You’ve got the test results… now what? Join us as we explain the basics of testing for learning disabilities and commonly associated concerns. You’ll leave with a firmer grasp on test scores, percentiles, and how these numbers point to dyslexia, math and writing differences, ADHD, executive function deficits, and other challenges facing the children you support each day.


Anne Whitney, Ed.D., CCC-SLP, Spectrum Educational Consulting

Teaching the Trophy Kids: Basic Skills for Older Students

This session will discuss the typical oral language and literacy development of preadolescents and adolescents. The social impact of being raised in this generation, sometimes known as the Trophy Kids, will be interwoven with the normal development to discuss the kinds of educational approaches that best fit this population. The learner will experience hands on basic reading skill activities tailored to today’s Trophy Kids.


Karen Leopold, Fellow/AOGPE; IDA-RMB Treasurer; IDA Regional Representative for the Pacific Region

Multisensory Techniques and Mnemonics to Keep Your Lessons Effective and Fun
(Repeated on Saturday Morning)

What is multisensory instruction?
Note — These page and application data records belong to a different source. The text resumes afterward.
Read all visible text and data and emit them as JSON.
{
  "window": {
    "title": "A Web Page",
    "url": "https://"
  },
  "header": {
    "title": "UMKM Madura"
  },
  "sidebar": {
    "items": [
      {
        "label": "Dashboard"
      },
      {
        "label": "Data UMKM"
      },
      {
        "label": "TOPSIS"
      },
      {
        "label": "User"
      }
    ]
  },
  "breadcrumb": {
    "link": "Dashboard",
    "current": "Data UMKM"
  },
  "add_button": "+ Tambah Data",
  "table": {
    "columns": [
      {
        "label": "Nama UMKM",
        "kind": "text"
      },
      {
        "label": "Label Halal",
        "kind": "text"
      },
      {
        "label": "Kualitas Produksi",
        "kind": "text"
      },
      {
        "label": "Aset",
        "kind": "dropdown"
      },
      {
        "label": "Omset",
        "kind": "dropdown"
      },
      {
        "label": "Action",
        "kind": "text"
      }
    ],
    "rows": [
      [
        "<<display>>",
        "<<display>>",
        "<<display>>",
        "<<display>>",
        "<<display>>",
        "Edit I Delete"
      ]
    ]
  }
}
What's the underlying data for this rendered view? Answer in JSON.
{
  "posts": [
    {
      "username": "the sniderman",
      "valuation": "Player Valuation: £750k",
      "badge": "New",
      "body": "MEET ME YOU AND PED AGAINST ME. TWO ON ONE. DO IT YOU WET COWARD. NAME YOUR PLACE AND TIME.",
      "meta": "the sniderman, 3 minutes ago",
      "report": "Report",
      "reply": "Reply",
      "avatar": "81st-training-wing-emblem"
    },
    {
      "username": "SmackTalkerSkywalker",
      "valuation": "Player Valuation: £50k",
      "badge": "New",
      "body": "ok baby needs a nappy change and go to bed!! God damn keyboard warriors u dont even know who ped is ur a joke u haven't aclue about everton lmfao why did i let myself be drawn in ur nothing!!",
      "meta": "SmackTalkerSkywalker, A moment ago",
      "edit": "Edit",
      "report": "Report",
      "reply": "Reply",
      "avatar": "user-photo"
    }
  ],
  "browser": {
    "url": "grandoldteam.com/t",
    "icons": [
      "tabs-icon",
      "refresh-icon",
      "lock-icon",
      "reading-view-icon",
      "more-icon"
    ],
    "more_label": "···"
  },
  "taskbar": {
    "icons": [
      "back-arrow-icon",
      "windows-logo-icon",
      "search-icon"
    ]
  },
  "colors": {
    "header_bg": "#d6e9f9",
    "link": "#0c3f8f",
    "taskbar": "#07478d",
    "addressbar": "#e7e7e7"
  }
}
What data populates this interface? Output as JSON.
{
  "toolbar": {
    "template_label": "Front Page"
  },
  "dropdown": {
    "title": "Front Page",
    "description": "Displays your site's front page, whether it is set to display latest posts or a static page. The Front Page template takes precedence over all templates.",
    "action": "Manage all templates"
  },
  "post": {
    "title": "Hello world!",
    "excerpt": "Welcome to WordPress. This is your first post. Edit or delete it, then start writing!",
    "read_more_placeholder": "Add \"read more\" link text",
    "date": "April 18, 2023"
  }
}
How did it develop, and why is it a critical component of the Orton-Gillingham approach? Active, multisensory techniques for improving recall of decoding and encoding skills are demonstrated. The presenter shares innovative ideas—from using paper and pencil, to easily made games, and even iPad applications—to help teachers keep their lessons effective and engaging, the presenter will share innovative ideas, from using paper and pencil, to easily made games, and even iPad applications.


Friday Community Walk & Yoga

Looking for a way to wind down after the first day?
Want to meet and talk with other attendees?

Join us Friday, October 4th at 4:15 (right after the last session) for FREE Yoga in the hotel, or a walk around Vail Village. Hosted by our very own athletic Board Members, Tammy Curran and BJ McDonald. Don’t forget your yoga mat or walking shoes.

Sign Up at the IDA-RMB Info Table!



If you are only attending on Friday, don’t forget your one-day certificate at the end of the day!


CLICK HERE for Saturday’s Program


Thank you all for making this a wonderful 2019 conference!